┌──

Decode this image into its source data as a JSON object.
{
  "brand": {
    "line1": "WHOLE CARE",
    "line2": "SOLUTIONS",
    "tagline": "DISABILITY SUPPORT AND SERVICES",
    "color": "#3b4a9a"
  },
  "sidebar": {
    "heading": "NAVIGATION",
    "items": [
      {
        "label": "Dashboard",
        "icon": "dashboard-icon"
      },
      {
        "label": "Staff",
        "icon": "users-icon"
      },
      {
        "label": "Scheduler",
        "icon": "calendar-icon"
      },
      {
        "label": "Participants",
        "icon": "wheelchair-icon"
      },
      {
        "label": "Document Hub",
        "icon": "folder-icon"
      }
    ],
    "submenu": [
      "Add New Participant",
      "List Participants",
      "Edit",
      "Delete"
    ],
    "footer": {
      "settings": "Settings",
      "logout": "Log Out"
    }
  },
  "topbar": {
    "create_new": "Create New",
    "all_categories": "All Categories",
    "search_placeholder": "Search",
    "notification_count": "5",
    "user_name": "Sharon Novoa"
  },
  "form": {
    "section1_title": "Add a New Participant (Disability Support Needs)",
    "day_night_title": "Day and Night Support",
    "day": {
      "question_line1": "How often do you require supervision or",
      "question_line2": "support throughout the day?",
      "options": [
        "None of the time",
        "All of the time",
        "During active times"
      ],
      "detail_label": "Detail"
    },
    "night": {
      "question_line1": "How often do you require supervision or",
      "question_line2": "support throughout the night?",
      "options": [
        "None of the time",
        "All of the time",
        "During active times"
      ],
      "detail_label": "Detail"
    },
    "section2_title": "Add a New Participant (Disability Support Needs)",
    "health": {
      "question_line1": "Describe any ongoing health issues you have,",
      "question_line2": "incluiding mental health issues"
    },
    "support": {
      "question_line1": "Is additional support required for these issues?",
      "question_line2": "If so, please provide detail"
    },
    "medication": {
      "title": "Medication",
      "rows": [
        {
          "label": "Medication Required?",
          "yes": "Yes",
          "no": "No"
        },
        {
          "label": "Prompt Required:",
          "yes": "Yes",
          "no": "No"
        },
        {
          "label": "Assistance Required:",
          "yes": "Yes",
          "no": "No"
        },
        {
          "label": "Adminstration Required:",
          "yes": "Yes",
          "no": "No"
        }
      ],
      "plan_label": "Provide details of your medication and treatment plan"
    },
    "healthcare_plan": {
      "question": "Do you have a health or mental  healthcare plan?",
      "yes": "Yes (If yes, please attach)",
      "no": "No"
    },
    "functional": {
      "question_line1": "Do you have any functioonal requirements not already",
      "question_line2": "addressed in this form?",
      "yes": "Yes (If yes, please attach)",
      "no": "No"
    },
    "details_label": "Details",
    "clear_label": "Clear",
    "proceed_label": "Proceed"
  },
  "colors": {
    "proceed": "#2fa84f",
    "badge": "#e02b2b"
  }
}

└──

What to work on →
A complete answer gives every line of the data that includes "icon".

Answer to this exercise →
        "icon": "dashboard-icon"
        "icon": "users-icon"
        "icon": "calendar-icon"
        "icon": "wheelchair-icon"
        "icon": "folder-icon"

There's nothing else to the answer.